If you're like me at all (and I suspect that many gardeners are), you probably have several reasons you garden - several passions that gardening feeds - several functions that gardening performs in your life....
I garden because it's a form of exercise that I enjoy and it gets me outside, in the fresh air.
I garden to increase our property value (I hope).
Most of all, though, I garden because it's my way of doing something very concrete, very local, and very specific to make the world healthier and more ALIVE. I garden, and I garden the way I do, because it's my way of helping to heal the life force on our planet, which seems to be in serious danger from the increasing human assaults on it over the last 100 years or so.
"Okay, Cynth, " I can almost hear you sigh. "What brought this up? Can't we just look at pretty pictures and move on?"
Well, of course you can. But I read something the other day that really got me thinking about my role as a gardener. Ben Vogt of Nebraska, who blogs at The Deep Middle, posted a commentary that struck a deep chord with me: "Is There Any Difference Between a Land Ethic and a Garden Ethic?"
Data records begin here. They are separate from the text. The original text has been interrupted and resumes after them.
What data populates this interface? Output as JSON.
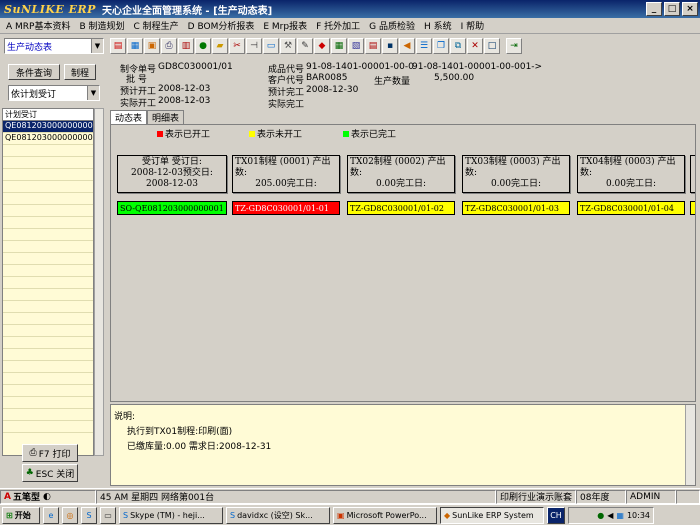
{
  "window": {
    "logo": "SuNLIKE ERP",
    "title": "天心企业全面管理系统 - [生产动态表]",
    "min": "_",
    "max": "□",
    "close": "×"
  },
  "menu": [
    "A MRP基本资料",
    "B 制造规划",
    "C 制程生产",
    "D BOM分析报表",
    "E Mrp报表",
    "F 托外加工",
    "G 品质检验",
    "H 系统",
    "I 帮助"
  ],
  "toolbar": {
    "combo_value": "生产动态表"
  },
  "left": {
    "query_button": "条件查询",
    "process_button": "制程",
    "combo_value": "依计划受订",
    "list_header": "计划受订",
    "list_items": [
      "QE081203000000000",
      "QE081203000000000"
    ],
    "print_button": "F7 打印",
    "close_button": "ESC 关闭"
  },
  "info": {
    "order_no_label": "制令单号",
    "order_no": "GD8C030001/01",
    "batch_label": "批    号",
    "plan_start_label": "预计开工",
    "plan_start": "2008-12-03",
    "actual_start_label": "实际开工",
    "actual_start": "2008-12-03",
    "product_code_label": "成品代号",
    "product_code": "91-08-1401-00001-00-0",
    "product_code_extra": "91-08-1401-00001-00-001->",
    "customer_label": "客户代号",
    "customer": "BAR0085",
    "qty_label": "生产数量",
    "qty": "5,500.00",
    "plan_finish_label": "预计完工",
    "plan_finish": "2008-12-30",
    "actual_finish_label": "实际完工"
  },
  "tabs": [
    "动态表",
    "明细表"
  ],
  "legend": [
    {
      "label": "表示已开工",
      "color": "#ff0000"
    },
    {
      "label": "表示未开工",
      "color": "#ffff00"
    },
    {
      "label": "表示已完工",
      "color": "#00ff00"
    }
  ],
  "columns": [
    {
      "head1": "受订单    受订日:",
      "head2": "2008-12-03预交日:",
      "head3": "2008-12-03",
      "node": "SO-QE081203000000001",
      "color": "#00ff00"
    },
    {
      "head1": "TX01制程 (0001) 产出数:",
      "head2": "205.00完工日:",
      "head3": "",
      "node": "TZ-GD8C030001/01-01",
      "color": "#ff0000",
      "text_color": "#ffffff"
    },
    {
      "head1": "TX02制程 (0002) 产出数:",
      "head2": "0.00完工日:",
      "head3": "",
      "node": "TZ-GD8C030001/01-02",
      "color": "#ffff00"
    },
    {
      "head1": "TX03制程 (0003) 产出数:",
      "head2": "0.00完工日:",
      "head3": "",
      "node": "TZ-GD8C030001/01-03",
      "color": "#ffff00"
    },
    {
      "head1": "TX04制程 (0003) 产出数:",
      "head2": "0.00完工日:",
      "head3": "",
      "node": "TZ-GD8C030001/01-04",
      "color": "#ffff00"
    }
  ],
  "description": {
    "title": "说明:",
    "line1": "执行到TX01制程:印刷(面)",
    "line2": "已缴库量:0.00  需求日:2008-12-31"
  },
  "status": {
    "ime": "五笔型",
    "time": "45 AM  星期四  网络第001台",
    "company": "印刷行业演示账套",
    "year": "08年度",
    "user": "ADMIN"
  },
  "taskbar": {
    "start": "开始",
    "tasks": [
      "Skype (TM) - heji...",
      "davidxc (设空) Sk...",
      "Microsoft PowerPo...",
      "SunLike ERP System"
    ],
    "lang": "CH",
    "clock": "10:34"
  }
}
Hmmm. Is there? Why DO I garden? Why do most people garden?
Ben started his thought-provoking post by quoting bits and pieces from Aldo Leopold's wonderful statement about developing a land ethic, as written in A Sand County Almanac. Leopold finished writing this small, but important, three part book in 1948, just before he died. The book was published a year later. I think the most concise statement of Leopold's land ethic is actually written in Leopold's own forward to this book, "We abuse land because we regard it as a commodity belonging to us. When we see land as a community to which we belong, we may begin to use it with love and respect." (My italics)
Filling the last 25 pages of A Sand County Almanac, the entirety of Leopold's "The Land Ethic" is certainly too long for me to quote here, but it's well worth reading...and rereading. In it, he moves from showing how we humans have developed our ethical codes, first working on the relationships between individual humans and later developing codes such as the Golden Rule and democracy for how the individual relates to society as a whole and how society relates back to the individual. Now, Leopold believed, it had become necessary to develop another layer to our ethical codes to govern how humans related to the land and to the plants and animals that shared it with them. Otherwise, in Leopold's words, "There is no other way for land to survive the impact of mechanized man...."
Aldo Leopold wrote in 1948 and presumably developed his ideas even earlier. What would he say about the way we treat the land, and the plants and animals on it, now? I'm rather glad he's not around to see what we've done and, even worse, what we're in the process of doing.
Because I am around to see what we've done and what we're currently doing, I try to treat our little 10 acres according to Leopold's Land Ethic, adopting this ethical code, to the best of my ability, as my gardening ethic. I try to treat our land, with its associated plants and animals, with love and respect, thinking of it as a community that I belong to rather than as a resource to maximize. Realizing that communities - like most complex things - are healthier when they have all of the parts that they should have, I am trying to reintroduce plants that have disappeared over the last 150 years while this parcel of land was being extensively and intensively farmed. I'm hoping that, as the plants reestablish, many of the smaller animals will find their way back too.
Towards the end of "The Land Ethic," Leopold talked about a schism among folks who work with and on the land - he called it a cleavage - that divided people into 2 camps which deeply affected their relationship to the land they worked with:
In all of these cleavages, we see repeated the same basic paradoxes: man the conqueror versus man the biotic citizen; science the sharpener of his sword versus science the searchlight on his universe; land the slave and servant versus land the collective organism. Robinson's injunction to Tristram may well be applied, at this juncture, to Homo sapiens as a species in gelogical time:
Whether you will or not
You are a King, Tristram, for you are one
Of the time-tested few that leave the world,
When they are gone, not the same place it was.
Mark what you leave.
As a gardener, which cleavage do you belong to: the conqueror or the citizen? Is your garden your slave and servant or a community that you belong to? When you are gone from your garden, what will you leave for the future? What mark will you have made?